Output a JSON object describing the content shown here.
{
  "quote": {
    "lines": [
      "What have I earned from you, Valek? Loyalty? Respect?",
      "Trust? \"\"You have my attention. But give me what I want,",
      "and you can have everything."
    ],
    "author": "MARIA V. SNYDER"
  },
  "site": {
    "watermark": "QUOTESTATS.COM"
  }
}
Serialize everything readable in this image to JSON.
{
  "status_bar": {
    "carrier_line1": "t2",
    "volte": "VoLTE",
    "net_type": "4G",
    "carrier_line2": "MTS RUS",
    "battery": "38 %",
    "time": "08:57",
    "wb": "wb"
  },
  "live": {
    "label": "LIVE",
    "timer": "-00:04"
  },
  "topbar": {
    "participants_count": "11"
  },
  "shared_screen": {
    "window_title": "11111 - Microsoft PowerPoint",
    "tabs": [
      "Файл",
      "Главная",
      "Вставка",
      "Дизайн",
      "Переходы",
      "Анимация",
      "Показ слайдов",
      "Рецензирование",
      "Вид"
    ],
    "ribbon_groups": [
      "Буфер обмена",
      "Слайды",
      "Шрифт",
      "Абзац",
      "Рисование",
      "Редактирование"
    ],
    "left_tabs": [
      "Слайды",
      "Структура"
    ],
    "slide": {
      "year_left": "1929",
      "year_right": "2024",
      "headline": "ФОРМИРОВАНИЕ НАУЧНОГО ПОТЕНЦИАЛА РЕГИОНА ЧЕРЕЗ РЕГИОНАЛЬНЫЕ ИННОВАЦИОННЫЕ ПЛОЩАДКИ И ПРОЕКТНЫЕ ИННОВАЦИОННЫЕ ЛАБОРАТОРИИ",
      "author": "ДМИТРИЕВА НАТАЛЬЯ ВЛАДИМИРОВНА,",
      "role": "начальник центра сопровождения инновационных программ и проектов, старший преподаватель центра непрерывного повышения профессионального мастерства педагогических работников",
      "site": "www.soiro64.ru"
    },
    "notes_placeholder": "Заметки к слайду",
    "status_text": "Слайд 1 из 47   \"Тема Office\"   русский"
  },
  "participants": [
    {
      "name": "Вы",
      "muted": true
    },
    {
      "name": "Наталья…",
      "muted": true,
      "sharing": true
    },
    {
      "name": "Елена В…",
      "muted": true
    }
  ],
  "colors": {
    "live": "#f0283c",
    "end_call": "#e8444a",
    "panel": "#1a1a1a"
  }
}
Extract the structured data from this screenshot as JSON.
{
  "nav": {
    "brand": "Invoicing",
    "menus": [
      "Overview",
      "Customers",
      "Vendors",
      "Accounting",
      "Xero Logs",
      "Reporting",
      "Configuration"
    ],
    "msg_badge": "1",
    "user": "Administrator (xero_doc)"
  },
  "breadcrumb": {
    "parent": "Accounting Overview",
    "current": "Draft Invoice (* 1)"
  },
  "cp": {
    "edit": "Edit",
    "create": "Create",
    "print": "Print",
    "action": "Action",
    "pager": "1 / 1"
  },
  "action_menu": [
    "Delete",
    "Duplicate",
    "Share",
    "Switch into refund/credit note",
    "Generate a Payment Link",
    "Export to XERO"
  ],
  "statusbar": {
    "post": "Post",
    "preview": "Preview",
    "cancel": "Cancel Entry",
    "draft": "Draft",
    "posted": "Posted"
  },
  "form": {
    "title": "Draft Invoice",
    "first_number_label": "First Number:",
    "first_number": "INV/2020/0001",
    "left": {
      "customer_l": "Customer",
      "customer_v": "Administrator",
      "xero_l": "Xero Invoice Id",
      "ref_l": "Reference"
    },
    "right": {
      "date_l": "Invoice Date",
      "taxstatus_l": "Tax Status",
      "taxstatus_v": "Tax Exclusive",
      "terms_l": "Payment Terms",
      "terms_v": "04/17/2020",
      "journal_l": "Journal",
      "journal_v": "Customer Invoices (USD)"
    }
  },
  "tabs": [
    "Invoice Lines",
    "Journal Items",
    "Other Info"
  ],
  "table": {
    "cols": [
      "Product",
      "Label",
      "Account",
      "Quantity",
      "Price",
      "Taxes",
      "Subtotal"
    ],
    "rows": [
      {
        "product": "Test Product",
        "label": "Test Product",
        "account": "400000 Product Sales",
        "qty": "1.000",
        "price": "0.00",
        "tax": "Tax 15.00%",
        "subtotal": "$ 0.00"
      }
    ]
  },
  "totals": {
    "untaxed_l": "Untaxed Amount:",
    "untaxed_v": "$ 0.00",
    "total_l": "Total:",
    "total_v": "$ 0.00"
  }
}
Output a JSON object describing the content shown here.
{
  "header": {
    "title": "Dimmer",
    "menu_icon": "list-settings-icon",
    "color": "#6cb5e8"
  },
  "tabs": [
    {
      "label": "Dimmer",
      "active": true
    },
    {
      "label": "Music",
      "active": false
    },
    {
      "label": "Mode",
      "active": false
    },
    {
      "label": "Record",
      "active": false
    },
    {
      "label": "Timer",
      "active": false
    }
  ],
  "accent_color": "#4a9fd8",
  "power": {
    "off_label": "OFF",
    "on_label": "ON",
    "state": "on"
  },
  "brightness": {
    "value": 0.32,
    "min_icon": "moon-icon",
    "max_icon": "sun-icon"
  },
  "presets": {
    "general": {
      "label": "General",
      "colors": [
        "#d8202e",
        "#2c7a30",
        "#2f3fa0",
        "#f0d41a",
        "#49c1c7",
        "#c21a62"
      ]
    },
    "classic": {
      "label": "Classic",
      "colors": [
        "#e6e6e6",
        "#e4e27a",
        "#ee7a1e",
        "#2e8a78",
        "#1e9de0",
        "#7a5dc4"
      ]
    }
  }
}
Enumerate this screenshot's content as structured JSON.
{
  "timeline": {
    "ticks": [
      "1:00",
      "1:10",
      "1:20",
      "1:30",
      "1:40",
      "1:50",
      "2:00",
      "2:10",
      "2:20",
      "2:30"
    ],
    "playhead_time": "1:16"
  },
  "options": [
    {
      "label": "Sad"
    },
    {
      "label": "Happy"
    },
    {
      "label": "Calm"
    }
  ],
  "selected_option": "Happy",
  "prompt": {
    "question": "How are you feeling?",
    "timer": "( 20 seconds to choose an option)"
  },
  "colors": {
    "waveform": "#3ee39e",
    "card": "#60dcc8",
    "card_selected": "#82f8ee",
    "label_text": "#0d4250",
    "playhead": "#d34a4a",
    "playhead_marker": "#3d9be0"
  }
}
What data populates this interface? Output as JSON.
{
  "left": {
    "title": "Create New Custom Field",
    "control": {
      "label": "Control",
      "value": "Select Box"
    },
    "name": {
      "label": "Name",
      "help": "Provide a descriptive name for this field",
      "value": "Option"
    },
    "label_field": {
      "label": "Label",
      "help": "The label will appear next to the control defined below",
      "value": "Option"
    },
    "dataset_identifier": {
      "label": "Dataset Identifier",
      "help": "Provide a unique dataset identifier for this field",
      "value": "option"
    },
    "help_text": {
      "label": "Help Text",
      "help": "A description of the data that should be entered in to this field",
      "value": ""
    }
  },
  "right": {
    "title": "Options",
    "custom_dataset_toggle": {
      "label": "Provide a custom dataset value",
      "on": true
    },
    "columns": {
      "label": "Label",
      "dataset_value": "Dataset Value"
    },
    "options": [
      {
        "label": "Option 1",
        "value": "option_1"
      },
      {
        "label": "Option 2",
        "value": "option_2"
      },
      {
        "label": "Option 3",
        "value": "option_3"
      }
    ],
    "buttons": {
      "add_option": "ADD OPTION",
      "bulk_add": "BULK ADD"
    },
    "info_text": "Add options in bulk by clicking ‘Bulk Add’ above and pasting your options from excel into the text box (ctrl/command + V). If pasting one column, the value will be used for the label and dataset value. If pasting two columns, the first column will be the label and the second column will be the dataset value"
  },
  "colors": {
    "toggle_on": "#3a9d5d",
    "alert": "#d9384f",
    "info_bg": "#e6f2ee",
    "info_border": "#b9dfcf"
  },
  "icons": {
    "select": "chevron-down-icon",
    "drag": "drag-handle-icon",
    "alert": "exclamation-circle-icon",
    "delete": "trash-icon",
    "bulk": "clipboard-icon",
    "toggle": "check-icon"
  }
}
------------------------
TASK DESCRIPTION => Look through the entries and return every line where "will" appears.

RESULT =>
      "help": "The label will appear next to the control defined below",
    "info_text": "Add options in bulk by clicking ‘Bulk Add’ above and pasting your options from excel into the text box (ctrl/command + V). If pasting one column, the value will be used for the label and dataset value. If pasting two columns, the first column will be the label and the second column will be the dataset value"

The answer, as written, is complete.